◆ YOUR GOAL ◆
The answer must consist of every line from the entries that holds the word "value".

◆ INPUT ◆

....

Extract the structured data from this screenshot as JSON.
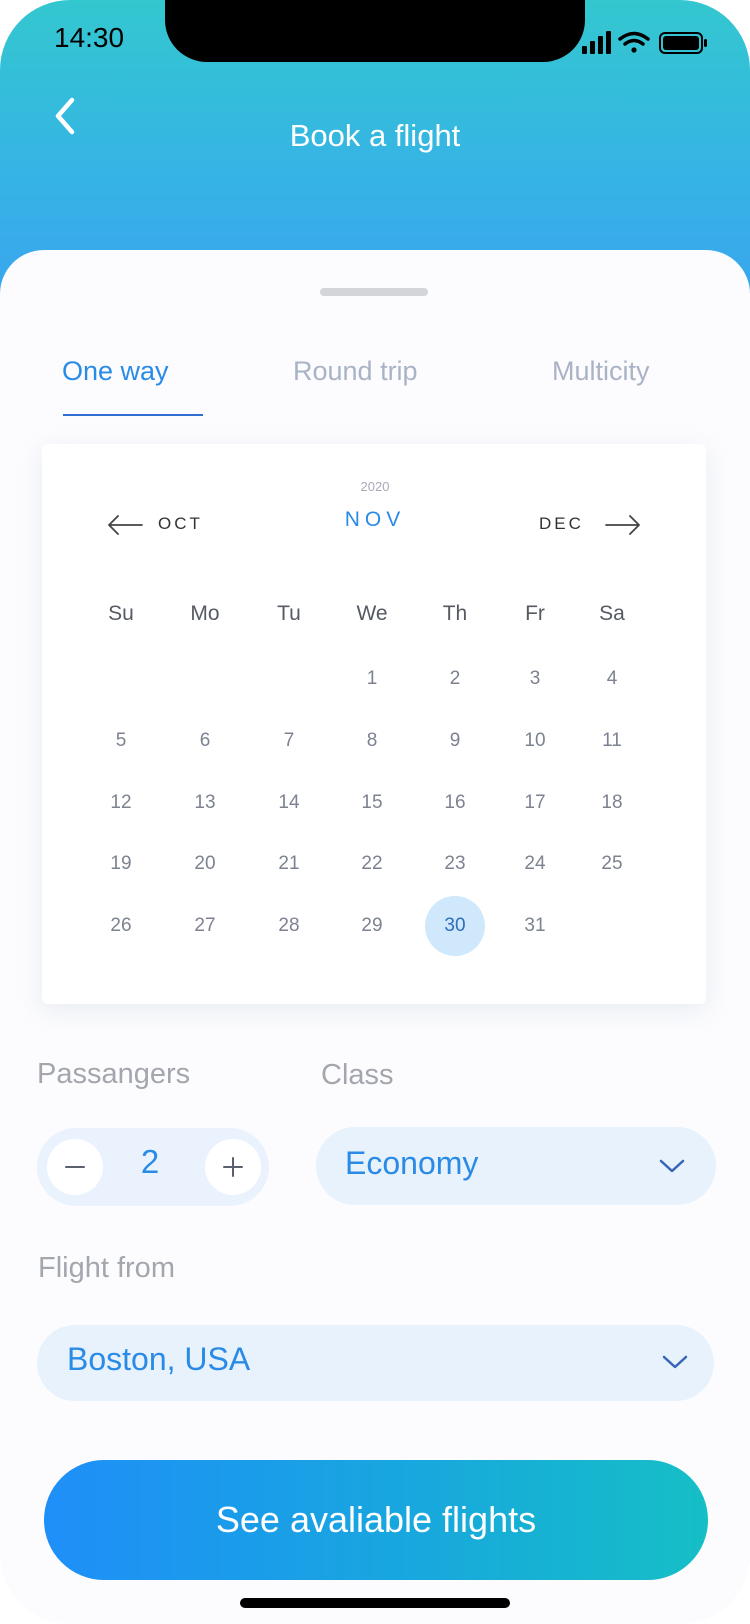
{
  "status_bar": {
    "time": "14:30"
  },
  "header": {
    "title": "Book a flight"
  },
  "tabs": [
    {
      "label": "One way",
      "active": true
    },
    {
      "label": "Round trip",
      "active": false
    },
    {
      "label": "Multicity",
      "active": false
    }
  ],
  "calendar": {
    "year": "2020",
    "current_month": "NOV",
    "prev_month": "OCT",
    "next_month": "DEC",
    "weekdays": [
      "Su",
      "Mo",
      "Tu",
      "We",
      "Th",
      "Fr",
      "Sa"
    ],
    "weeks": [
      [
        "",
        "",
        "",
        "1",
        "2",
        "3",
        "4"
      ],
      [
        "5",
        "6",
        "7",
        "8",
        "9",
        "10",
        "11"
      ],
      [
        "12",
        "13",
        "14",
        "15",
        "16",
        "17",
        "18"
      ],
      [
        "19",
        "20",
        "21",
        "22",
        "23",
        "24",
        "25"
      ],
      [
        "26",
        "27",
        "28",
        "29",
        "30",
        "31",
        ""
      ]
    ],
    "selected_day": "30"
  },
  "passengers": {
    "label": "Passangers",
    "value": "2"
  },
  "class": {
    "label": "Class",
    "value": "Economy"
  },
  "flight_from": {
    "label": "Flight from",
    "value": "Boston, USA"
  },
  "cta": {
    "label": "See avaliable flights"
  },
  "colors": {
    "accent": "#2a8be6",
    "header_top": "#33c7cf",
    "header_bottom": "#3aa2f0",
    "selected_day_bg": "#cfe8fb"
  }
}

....

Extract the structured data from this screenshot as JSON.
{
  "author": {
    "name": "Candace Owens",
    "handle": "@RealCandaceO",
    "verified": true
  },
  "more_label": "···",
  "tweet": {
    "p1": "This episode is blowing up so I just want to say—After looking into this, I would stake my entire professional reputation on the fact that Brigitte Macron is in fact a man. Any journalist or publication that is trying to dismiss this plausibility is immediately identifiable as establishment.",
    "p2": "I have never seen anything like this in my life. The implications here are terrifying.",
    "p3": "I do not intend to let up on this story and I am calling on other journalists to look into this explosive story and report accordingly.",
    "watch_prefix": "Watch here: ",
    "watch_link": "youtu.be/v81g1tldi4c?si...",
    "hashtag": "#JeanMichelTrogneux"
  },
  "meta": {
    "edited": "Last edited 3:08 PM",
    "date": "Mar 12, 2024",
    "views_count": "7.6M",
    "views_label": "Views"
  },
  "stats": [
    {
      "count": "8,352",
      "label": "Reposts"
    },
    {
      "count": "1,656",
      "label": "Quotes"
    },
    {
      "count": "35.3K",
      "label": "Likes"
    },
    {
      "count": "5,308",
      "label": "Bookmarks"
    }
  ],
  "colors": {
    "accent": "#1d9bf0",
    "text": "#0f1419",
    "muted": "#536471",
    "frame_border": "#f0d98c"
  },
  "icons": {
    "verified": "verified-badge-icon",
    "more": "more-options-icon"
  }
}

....

◆ WRITTEN ANSWER ◆
    "value": "2"
    "value": "Economy"
    "value": "Boston, USA"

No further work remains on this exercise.